Death in Venice and Other Stories
This superb translation of Death in Venice and six other stories by Thomas Mann is a tour de force, deserving to be the definitive text for English-speaking readers. These seven stories represent Mann's early writing career and a level of literary quality Mann himself despaired of ever again matching. In these stories he began to grapple with themes that were to recur throughout his work. In Little Herr Friedemann, a character's carefully structured way of life is suddenly threatened by an unexpected sexual passion. In Gladius Dei, puritanical intellect clashes with beauty. In Tristan, Mann presents an ironic and comic account of the tension between an artist and bourgeois society. All seven of these stories are accomplished and memorable, but it is Death in Venice that truly forms the centerpiece of the collection. The themes that Mann weaves through the shorter pieces come to a climax in this stunning novella, one of the most hauntingly magnificent tales of art and self-destruction ever written.

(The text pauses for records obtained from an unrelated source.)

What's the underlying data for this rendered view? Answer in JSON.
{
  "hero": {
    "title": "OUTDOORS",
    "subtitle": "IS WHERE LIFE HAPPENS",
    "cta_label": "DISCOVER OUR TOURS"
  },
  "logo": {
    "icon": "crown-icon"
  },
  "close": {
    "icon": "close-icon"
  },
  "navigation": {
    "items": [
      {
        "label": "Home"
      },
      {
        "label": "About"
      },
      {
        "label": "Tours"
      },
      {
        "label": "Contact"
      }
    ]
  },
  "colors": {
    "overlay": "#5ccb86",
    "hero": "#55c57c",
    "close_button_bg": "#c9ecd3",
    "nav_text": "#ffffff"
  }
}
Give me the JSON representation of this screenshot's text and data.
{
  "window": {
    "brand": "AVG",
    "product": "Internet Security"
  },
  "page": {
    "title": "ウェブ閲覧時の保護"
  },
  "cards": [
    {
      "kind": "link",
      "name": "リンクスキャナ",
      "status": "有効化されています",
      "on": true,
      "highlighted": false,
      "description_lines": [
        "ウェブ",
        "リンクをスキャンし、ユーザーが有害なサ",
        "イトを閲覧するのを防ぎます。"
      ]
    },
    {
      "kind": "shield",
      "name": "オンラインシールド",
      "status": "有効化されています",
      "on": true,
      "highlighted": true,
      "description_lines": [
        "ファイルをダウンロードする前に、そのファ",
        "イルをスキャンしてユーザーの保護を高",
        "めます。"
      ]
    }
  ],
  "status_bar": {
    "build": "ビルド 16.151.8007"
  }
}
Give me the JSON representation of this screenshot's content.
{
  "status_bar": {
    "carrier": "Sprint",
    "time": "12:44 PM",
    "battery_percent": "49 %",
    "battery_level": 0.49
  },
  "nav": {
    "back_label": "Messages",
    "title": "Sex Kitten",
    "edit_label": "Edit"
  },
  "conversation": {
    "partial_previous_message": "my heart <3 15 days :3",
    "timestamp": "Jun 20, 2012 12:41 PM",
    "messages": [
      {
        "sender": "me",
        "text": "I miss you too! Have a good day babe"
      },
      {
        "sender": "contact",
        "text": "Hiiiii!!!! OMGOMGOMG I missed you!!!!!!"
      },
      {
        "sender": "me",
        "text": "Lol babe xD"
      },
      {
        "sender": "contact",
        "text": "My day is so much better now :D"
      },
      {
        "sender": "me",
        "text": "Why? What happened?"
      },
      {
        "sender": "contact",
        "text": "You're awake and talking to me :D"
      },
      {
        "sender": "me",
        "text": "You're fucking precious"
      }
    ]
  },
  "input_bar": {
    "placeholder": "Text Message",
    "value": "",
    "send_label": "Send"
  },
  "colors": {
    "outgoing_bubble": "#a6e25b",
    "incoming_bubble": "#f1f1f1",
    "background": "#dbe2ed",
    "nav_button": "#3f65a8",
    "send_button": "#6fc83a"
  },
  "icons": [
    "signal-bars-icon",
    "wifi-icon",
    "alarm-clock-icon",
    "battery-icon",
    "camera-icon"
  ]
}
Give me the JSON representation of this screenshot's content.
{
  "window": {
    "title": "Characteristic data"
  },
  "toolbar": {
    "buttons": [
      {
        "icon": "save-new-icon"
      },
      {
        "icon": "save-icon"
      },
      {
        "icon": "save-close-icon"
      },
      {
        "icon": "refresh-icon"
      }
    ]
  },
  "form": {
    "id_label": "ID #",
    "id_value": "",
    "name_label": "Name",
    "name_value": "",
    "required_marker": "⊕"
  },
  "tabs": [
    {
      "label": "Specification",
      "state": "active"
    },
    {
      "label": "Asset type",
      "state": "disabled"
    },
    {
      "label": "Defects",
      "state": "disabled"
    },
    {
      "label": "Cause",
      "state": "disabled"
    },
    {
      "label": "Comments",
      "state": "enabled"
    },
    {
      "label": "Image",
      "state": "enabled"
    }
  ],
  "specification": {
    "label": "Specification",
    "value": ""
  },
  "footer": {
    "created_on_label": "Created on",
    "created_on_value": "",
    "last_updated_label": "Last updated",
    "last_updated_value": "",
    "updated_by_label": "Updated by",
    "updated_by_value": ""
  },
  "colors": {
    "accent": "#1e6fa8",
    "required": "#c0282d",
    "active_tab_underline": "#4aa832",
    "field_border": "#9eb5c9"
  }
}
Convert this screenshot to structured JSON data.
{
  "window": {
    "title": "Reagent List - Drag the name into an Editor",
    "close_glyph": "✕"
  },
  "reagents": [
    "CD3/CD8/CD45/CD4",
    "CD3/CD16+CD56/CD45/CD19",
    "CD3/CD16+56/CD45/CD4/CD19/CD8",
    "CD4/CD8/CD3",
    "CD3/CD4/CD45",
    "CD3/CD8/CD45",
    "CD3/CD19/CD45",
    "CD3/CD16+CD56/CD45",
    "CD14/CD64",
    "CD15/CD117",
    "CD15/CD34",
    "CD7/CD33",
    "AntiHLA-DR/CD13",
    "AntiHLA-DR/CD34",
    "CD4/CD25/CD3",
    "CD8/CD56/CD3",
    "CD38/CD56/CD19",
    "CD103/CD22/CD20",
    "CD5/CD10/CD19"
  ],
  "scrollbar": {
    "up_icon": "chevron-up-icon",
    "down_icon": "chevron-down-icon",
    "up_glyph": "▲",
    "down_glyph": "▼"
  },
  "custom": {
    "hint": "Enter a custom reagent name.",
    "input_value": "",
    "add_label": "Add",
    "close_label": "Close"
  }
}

- Paperback | 416 pages
- 107 x 175 x 22mm | 200g
- 01 Mar 1991
- Bantam Doubleday Dell Publishing Group Inc
- Bantam USA
- New York, United States
Other books in this series
This superb new translation of "Death in Venice" and six other stories by Thomas Mann is a tour de force, sure to establish itself as the definitive text for English-speaking readers. The seven stories in this collection represent the early part of Mann's literary career, beginning with work he produced in 1896 at the age of 21, and culminating in his most celebrated novella, "Death in Venice" (1912). Although Mann continued working until the end of his life in 1955, he despaired of ever matching the quality of his early writing. In these stories, Mann began to grapple with themes that were to recur throughout his work. In the first piece, "Little Herr Friedemann," as in "Death in Venice," a character's carefully structured way of life is suddenly and unexpectedly threatened by sexual passion. In "Gladius Dei," puritanical intellect clashes with beauty. In "Tristan," Mann presents an ironic and comical account of tension between an artist and bourgeois society. All seven of these stories are accomplished and memorable, but it is "Death in Venice" that truly forms the centerpiece of the collection. Themes that weave their way through many of the shorter stories come to a climax in this novella, out century's most haunting, magnificent tale of art and self-destruction.
About Thomas Mann
Thomas Mann was born in 1875 in Germany. He was only twenty-five when his first novel, Buddenbrooks, was published. In 1924, The Magic Mountain was published, and, five years later, Mann was awarded the Nobel Prize for Literature. Following the rise of the Nazis to power, he left Germany for good in 1933 to live in Switzerland and then in California, where he wrote Doctor Faustus (first published in the United States in 1948). Thomas Mann died in 1955.